29 March 2010

funeral potatoes

Yesterday in Relief Society, Sister B. got up to thank everyone for helping out with the four funerals we've had in the past seven weeks in our ward.

I've been so disheartened lately by the hateful rhetoric and irreconcilable differences heightened by the healthcare reform process, and even uncomfortable at church thinking about how I might be worshipping next to someone who thinks I'm a communist or a baby-killer because of my political views, so when Sister B. said that, I felt the balm of creamed soup come over my soul. After all, no matter what our political views, when asked to bring potatoes to a funeral, we all combine two cans of cream of chicken soup, one pint of sour cream, 1/2 bunch of scallions, and 2 c. of cheddar cheese with a bag of frozen shredded potatoes and bake at 350 in a 9x13 dish. At least that's what I've been doing since I moved to Utah seven years ago. (Although some of us choose to top with crushed cornflakes or potato chips and some of us don't). For a moment I melted, became molten inside, as Scarlett Lindeman described funeral potatoes in this beautifully written article.
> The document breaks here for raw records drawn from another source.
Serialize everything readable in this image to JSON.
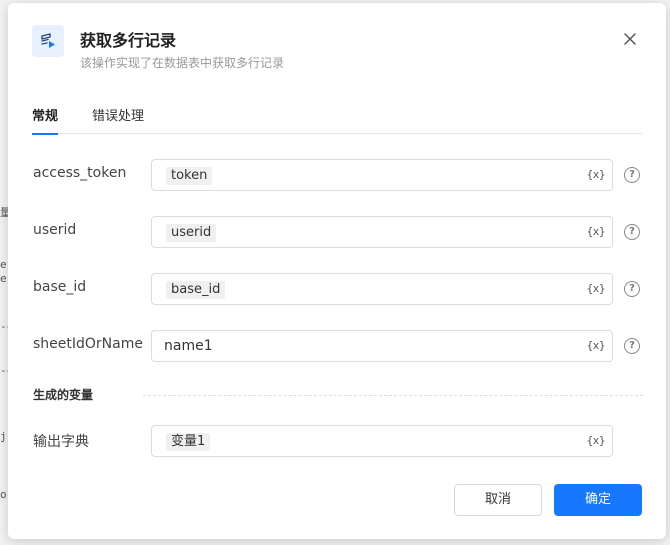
{
  "dialog": {
    "title": "获取多行记录",
    "subtitle": "该操作实现了在数据表中获取多行记录"
  },
  "tabs": [
    {
      "label": "常规",
      "active": true
    },
    {
      "label": "错误处理",
      "active": false
    }
  ],
  "fields": {
    "access_token": {
      "label": "access_token",
      "value": "token"
    },
    "userid": {
      "label": "userid",
      "value": "userid"
    },
    "base_id": {
      "label": "base_id",
      "value": "base_id"
    },
    "sheet": {
      "label": "sheetIdOrName",
      "value": "name1"
    }
  },
  "variable_button": "{x}",
  "help_glyph": "?",
  "output": {
    "section_title": "生成的变量",
    "label": "输出字典",
    "value": "变量1"
  },
  "buttons": {
    "cancel": "取消",
    "ok": "确定"
  },
  "colors": {
    "primary": "#1677ff"
  }
}
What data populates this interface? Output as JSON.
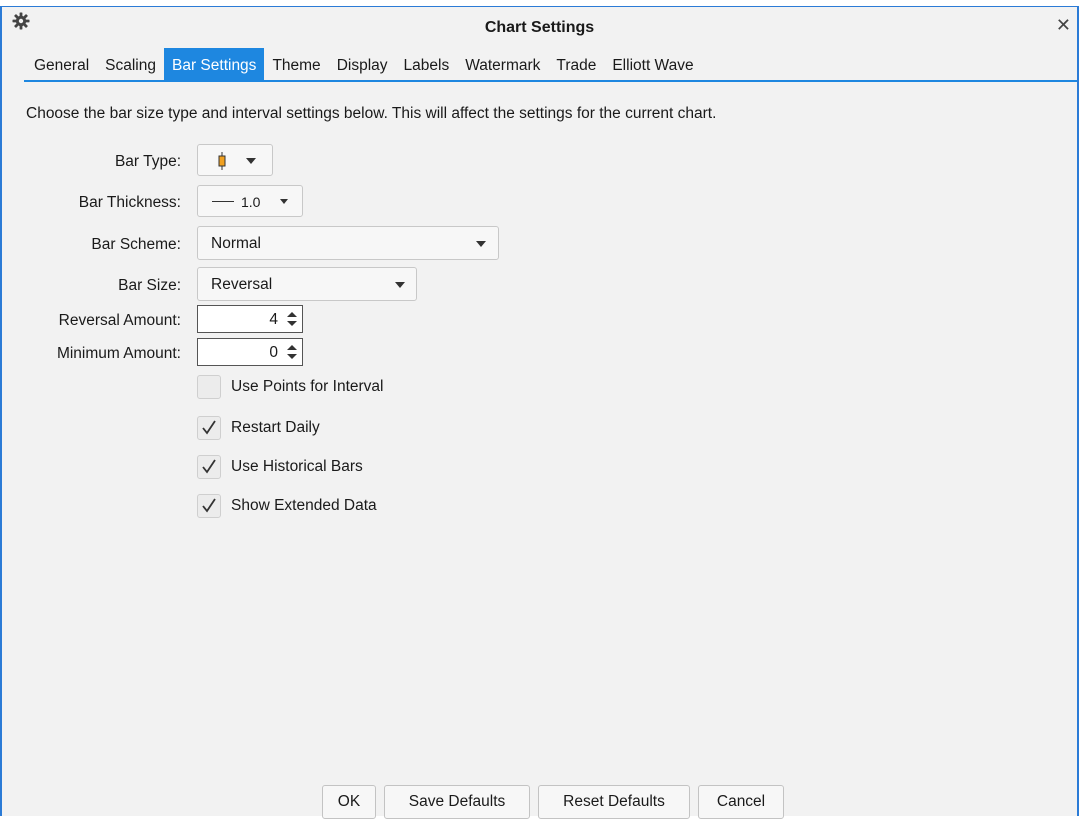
{
  "window": {
    "title": "Chart Settings",
    "gear_icon": "gear-icon",
    "close_glyph": "✕"
  },
  "tabs": [
    {
      "label": "General"
    },
    {
      "label": "Scaling"
    },
    {
      "label": "Bar Settings",
      "active": true
    },
    {
      "label": "Theme"
    },
    {
      "label": "Display"
    },
    {
      "label": "Labels"
    },
    {
      "label": "Watermark"
    },
    {
      "label": "Trade"
    },
    {
      "label": "Elliott Wave"
    }
  ],
  "description": "Choose the bar size type and interval settings below.  This will affect the settings for the current chart.",
  "fields": {
    "bar_type": {
      "label": "Bar Type:",
      "icon": "candlestick-icon"
    },
    "bar_thickness": {
      "label": "Bar Thickness:",
      "value": "1.0"
    },
    "bar_scheme": {
      "label": "Bar Scheme:",
      "value": "Normal"
    },
    "bar_size": {
      "label": "Bar Size:",
      "value": "Reversal"
    },
    "reversal_amount": {
      "label": "Reversal Amount:",
      "value": "4"
    },
    "minimum_amount": {
      "label": "Minimum Amount:",
      "value": "0"
    }
  },
  "checkboxes": [
    {
      "label": "Use Points for Interval",
      "checked": false
    },
    {
      "label": "Restart Daily",
      "checked": true
    },
    {
      "label": "Use Historical Bars",
      "checked": true
    },
    {
      "label": "Show Extended Data",
      "checked": true
    }
  ],
  "buttons": {
    "ok": "OK",
    "save_defaults": "Save Defaults",
    "reset_defaults": "Reset Defaults",
    "cancel": "Cancel"
  },
  "colors": {
    "accent": "#1e87e0",
    "candle": "#f0a020"
  }
}
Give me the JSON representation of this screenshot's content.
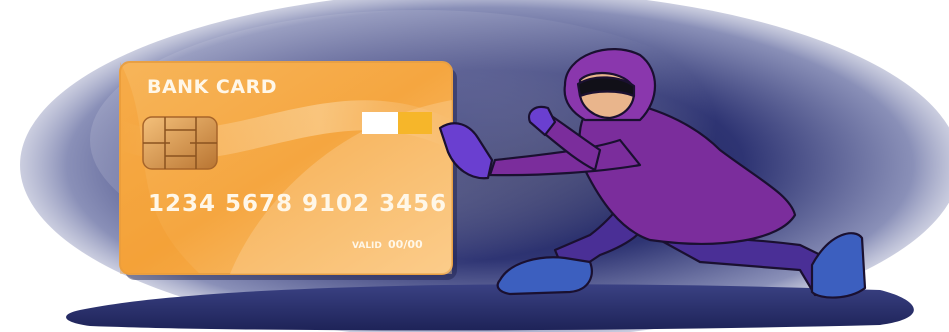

This can't be a bad thing, to come together in this way, even with processed, industrial food, to support each other in our trials. And though I've had my moments of alienation in the past twenty-plus years as a sister, this communal spirit keeps me in the fold year in and year out.

p.s.--photo of molten funeral potatoes stolen from this website.

p.p.s.--are funeral potatoes served in any other churches, for instance, midwestern churches, where they also serve a lot of jello?

8 comments:

Sue said...

Lara, I know the Methodists are masters at making funeral potatoes - both in Washington state and Iowa. That goes for a lot of other pot-luck dishes I thought were exclusively to our church. And while they're really terrible for us, healthwise, I LOVE them!

M-L said...

please sit next to me next time and we will be in good company!

Julie said...

I really appreciated this post and the article you referenced. I wince a bit whenever this part of the Utah LDS culture arises, but it is oh so true.

Marsha said...

I like your blog. Discovered it this rainy Easter, and have bookmarked it.

Luisa said...

Thankfully, funeral potatoes aren't just for funerals. I love those things. I never make them, but when I'm at a funeral luncheon, church potluck, or someone's house for dinner, if those funeral potatoes are available, I PIG OUT.

I hate that differing political views often cause believers to have bad feelings toward one another. There's just no room for that kind of nonsense in the gospel of Jesus Christ. We should have our hearts knit together with unity and love and funeral potatoes.

Frieda said...

Hi! Just found you on the Hive...I was reminded of how good and comforting these potatoes are when I attended my MIL's funeral last year. I also appreciated the comment that they are not just for funerals...love them with cornflakes on top...definitely a Utah staple.

Anne said...

Okay, I have to delurk for a minute and say I hopped over from Katie's facebook post. She's told me about your blog before and I was glad to have a reminder to check it out. The only other groups I know that make funeral potatoes are Methodists and the ones I had used straight cream instead of cream of whatever soup (we like mushroom and NO cornflakes!) I agree that all the processed food and stereotypes aside, it's great to have traditions to bring us together despite all the differences!

lara said...

Thanks for commenting,Anne. I need that recipe for straight-cream funeral potatoes.